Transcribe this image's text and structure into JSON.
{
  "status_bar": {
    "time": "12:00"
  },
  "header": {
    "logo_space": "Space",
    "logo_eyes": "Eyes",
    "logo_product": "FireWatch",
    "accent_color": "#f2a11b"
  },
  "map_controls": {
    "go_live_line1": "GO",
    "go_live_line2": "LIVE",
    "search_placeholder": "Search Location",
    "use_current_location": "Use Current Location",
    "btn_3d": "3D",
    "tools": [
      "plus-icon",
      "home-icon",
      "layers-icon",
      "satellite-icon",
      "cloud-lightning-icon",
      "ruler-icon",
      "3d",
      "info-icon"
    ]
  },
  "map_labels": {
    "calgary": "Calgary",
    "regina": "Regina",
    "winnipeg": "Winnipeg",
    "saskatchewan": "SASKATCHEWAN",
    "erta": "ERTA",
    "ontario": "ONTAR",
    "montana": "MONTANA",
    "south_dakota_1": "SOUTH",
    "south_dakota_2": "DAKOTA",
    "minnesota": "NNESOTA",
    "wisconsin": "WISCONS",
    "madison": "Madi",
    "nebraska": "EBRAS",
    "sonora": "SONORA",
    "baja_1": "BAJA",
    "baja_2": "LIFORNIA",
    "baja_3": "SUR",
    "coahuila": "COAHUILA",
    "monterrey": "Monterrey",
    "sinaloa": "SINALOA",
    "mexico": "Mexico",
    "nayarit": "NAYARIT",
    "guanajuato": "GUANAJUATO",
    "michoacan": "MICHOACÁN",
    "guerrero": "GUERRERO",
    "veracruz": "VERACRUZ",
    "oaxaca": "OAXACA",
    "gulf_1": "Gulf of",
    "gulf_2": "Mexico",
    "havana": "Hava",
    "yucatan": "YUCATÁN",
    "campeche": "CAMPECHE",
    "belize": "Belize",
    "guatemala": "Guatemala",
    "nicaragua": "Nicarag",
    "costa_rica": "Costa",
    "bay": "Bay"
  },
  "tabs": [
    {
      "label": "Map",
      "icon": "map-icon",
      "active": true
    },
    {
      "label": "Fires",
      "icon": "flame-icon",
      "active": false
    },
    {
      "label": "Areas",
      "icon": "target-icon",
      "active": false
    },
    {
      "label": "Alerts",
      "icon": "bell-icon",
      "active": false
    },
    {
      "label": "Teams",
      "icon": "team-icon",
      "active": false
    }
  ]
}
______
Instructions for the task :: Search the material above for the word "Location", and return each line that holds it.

Answer box ::
    "search_placeholder": "Search Location",
    "use_current_location": "Use Current Location",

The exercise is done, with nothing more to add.